**Stored data entries**:
■ ■ ■ ■ ■
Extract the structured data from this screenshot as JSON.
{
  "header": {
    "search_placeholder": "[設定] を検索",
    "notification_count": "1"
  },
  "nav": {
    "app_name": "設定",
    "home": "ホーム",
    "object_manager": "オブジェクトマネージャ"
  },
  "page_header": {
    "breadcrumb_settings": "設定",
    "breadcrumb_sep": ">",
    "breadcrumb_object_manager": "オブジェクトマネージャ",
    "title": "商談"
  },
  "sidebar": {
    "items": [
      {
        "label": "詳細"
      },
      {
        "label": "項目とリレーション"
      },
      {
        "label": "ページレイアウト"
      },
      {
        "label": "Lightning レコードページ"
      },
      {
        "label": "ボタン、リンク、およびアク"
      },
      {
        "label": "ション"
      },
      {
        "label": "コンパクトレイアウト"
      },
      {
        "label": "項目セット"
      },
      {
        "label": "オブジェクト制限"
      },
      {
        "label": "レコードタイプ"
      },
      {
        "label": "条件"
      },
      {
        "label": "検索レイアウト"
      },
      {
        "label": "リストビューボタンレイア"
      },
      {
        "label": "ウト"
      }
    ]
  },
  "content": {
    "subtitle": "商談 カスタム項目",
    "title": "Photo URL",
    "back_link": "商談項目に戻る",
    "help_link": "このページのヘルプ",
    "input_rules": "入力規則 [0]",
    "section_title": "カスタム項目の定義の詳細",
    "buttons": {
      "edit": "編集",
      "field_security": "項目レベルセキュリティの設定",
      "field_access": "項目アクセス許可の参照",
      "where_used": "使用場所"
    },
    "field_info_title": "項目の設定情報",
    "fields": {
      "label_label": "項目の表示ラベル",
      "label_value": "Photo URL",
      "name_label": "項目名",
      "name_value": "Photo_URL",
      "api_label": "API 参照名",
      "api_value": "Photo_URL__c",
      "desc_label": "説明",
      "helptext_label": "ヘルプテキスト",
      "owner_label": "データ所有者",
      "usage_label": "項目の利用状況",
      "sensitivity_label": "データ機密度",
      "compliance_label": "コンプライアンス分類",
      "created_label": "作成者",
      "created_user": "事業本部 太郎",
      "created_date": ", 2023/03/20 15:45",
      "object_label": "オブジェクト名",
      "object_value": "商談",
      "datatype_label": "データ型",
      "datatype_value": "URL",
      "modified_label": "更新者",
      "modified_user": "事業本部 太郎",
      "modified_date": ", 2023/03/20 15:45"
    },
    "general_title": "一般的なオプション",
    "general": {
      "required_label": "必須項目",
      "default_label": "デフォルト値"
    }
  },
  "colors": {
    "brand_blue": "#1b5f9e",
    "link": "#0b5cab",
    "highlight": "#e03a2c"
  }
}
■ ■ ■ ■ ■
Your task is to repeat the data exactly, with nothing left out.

**RESULT FOR THIS TASK**:
Extract the structured data from this screenshot as JSON.
{
  "header": {
    "search_placeholder": "[設定] を検索",
    "notification_count": "1"
  },
  "nav": {
    "app_name": "設定",
    "home": "ホーム",
    "object_manager": "オブジェクトマネージャ"
  },
  "page_header": {
    "breadcrumb_settings": "設定",
    "breadcrumb_sep": ">",
    "breadcrumb_object_manager": "オブジェクトマネージャ",
    "title": "商談"
  },
  "sidebar": {
    "items": [
      {
        "label": "詳細"
      },
      {
        "label": "項目とリレーション"
      },
      {
        "label": "ページレイアウト"
      },
      {
        "label": "Lightning レコードページ"
      },
      {
        "label": "ボタン、リンク、およびアク"
      },
      {
        "label": "ション"
      },
      {
        "label": "コンパクトレイアウト"
      },
      {
        "label": "項目セット"
      },
      {
        "label": "オブジェクト制限"
      },
      {
        "label": "レコードタイプ"
      },
      {
        "label": "条件"
      },
      {
        "label": "検索レイアウト"
      },
      {
        "label": "リストビューボタンレイア"
      },
      {
        "label": "ウト"
      }
    ]
  },
  "content": {
    "subtitle": "商談 カスタム項目",
    "title": "Photo URL",
    "back_link": "商談項目に戻る",
    "help_link": "このページのヘルプ",
    "input_rules": "入力規則 [0]",
    "section_title": "カスタム項目の定義の詳細",
    "buttons": {
      "edit": "編集",
      "field_security": "項目レベルセキュリティの設定",
      "field_access": "項目アクセス許可の参照",
      "where_used": "使用場所"
    },
    "field_info_title": "項目の設定情報",
    "fields": {
      "label_label": "項目の表示ラベル",
      "label_value": "Photo URL",
      "name_label": "項目名",
      "name_value": "Photo_URL",
      "api_label": "API 参照名",
      "api_value": "Photo_URL__c",
      "desc_label": "説明",
      "helptext_label": "ヘルプテキスト",
      "owner_label": "データ所有者",
      "usage_label": "項目の利用状況",
      "sensitivity_label": "データ機密度",
      "compliance_label": "コンプライアンス分類",
      "created_label": "作成者",
      "created_user": "事業本部 太郎",
      "created_date": ", 2023/03/20 15:45",
      "object_label": "オブジェクト名",
      "object_value": "商談",
      "datatype_label": "データ型",
      "datatype_value": "URL",
      "modified_label": "更新者",
      "modified_user": "事業本部 太郎",
      "modified_date": ", 2023/03/20 15:45"
    },
    "general_title": "一般的なオプション",
    "general": {
      "required_label": "必須項目",
      "default_label": "デフォルト値"
    }
  },
  "colors": {
    "brand_blue": "#1b5f9e",
    "link": "#0b5cab",
    "highlight": "#e03a2c"
  }
}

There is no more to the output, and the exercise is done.